December 4, 1999

Special issue: graduated licensing

Bandwagon moving fast, states accelerate pace of graduated licensing laws

Teen passenger restriction will save lives, study predicts

Parents' enthusiasm for graduated plan grows with experience

Nova Scotia: big reduction in crashes accompanies graduated licensing

Download print edition | Volume 34, Number 10

October 30, 1999

Special issue: vehicle compatibility in crashes

Putting the crash compatibility issue in perspective

Changing the weight mix of the passenger vehicle fleet to improve crash compatibility

Changing vehicles' geometric designs can mitigate incompatibility

NHTSA is addressing compatibility in crash tests, analyses of data from real collision

Download print edition | Volume 34, Number 9

October 2, 1999

Many doctors aren't counseling parents and other caregivers about child safety in motor vehicles

Lots of children still ride unrestrained, and too many of them are in front seats

Restraining older children is the subject of a blue ribbon panel convened by the U.S. Department of Transportation

School bus safety is the focus of a two-year research program

Technical group on side airbags will develop procedures to assess safety

Download print edition | Volume 34, Number 8

July 17, 1999

Teenagers' crashes and traffic violations track their parents' records

On toll roads, rates of multiple-vehicle crashes for trucks exceed rates for passenger vehicles

Reasons for buckling up differ among motorists in the United States, Canada, England, and Australia

Theft losses are highest for SUVs among 1996-98 models

Download print edition | Volume 34, Number 7

June 19, 1999

Cameras to control speed, apprehend and deter speeders are being used successfully, notably on London's M25

Sobriety checkpoints in Tennessee reduce fatal crashes involving drivers with high BACs

European truck regulations are much tougher than U.S. rules

Conspicuity rules for new truck trailers are extended to existing ones

Safety of longer combination vehicles is subject of new federal report

Download print edition | Volume 34, Number 6

May 22, 1999

Special issue: neck injuries in rear-end crashes

The seats and head restraints in many vehicles don't protect people's necks, but new designs show promise

Understanding the fundamentals of whiplash injuries points toward effective prevention strategies

Head restraints with good geometry reduce neck injuries in on-the-road collisions

Download print edition | Volume 34, Number 5

April 24, 1999

Special issue: safety advancements

In 6 of 10 new vehicles, occupant protection improves, crash tests show

Impressive crash test performance for Ford with side airbags that also protect the head

On the brink of advanced frontal airbags in new cars

Better bumpers on most vehicles the Institute tested

Download print edition | Volume 34, Number 4

March 13, 1999

Special issue: pedestrian injuries

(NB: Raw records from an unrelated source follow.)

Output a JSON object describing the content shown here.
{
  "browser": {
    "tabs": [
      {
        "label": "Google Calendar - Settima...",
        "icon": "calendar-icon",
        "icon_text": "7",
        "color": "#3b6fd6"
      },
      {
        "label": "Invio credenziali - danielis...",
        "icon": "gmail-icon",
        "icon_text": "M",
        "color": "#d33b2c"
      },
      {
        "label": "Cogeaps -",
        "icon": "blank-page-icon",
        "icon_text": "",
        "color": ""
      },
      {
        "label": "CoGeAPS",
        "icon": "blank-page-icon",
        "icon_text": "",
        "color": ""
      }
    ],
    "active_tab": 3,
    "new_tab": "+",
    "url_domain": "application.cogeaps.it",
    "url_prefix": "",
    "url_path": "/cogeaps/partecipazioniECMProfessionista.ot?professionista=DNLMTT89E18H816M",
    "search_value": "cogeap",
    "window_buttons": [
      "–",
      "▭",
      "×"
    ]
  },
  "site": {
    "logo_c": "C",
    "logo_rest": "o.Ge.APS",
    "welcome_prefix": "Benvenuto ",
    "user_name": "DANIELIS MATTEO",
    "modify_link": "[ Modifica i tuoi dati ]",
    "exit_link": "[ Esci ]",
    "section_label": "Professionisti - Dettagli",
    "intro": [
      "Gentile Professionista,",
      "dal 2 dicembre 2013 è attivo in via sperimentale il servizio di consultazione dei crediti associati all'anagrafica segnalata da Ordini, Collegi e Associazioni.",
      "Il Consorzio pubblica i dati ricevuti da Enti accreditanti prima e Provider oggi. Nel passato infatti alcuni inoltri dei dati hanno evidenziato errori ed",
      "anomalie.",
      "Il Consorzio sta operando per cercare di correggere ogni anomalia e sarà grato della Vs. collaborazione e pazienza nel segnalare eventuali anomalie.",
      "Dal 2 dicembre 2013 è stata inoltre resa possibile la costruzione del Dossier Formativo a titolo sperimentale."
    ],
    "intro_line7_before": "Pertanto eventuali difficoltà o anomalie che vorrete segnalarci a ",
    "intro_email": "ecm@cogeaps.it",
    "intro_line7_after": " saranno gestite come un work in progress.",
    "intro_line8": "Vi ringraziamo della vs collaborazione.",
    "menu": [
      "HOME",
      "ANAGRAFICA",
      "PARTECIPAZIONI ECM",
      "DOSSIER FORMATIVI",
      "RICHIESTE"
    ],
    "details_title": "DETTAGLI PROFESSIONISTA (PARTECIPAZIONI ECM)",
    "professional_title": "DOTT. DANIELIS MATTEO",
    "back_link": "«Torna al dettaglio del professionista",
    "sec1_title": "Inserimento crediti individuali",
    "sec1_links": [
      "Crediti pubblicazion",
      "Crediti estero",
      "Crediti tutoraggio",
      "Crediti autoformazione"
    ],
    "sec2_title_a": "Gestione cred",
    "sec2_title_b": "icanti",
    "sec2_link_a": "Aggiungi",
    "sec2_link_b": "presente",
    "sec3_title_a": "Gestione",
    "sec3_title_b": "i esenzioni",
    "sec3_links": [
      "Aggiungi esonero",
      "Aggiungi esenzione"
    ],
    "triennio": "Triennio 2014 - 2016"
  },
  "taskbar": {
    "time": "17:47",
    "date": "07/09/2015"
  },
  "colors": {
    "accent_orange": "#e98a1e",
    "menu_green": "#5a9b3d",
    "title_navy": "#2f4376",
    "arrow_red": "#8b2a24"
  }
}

It's a big problem but pedestrian deaths aren't as numerous as they used to be

Countermeasures big and small; methods range from changing the timing of traffic signals to designing new roadways with pedestrians in mind

Vehicle designs affect the harm that's inflicted on pedestrians

Download print edition | Volume 34, Number 3

February 6, 1999

Florida's new licensing law reduces crashes among 15, 16, and 17 year-olds

Presence of passengers increases teenage drivers' risk of crashing

Changes to federal airbag rules shouldn't include reinstating 30 mph unbelted crash test, Institute and others tell NHTSA

Recommendations for an ideal graduated licensing law

Teenagers' activities aren't cramped by delaying licensure

Download print edition | Volume 34, Number 2

January 16, 1999

Child safety seats will be easier to install under NHTSA's new regulation calling for uniform attachments

New attachments for child seats

Higher speed limits on interstate highways in 24 states result in 15 percent more motor vehicle deaths

Black and Hispanic children and teens are at high risk of dying in crashes

Download print edition | Volume 34, Number 1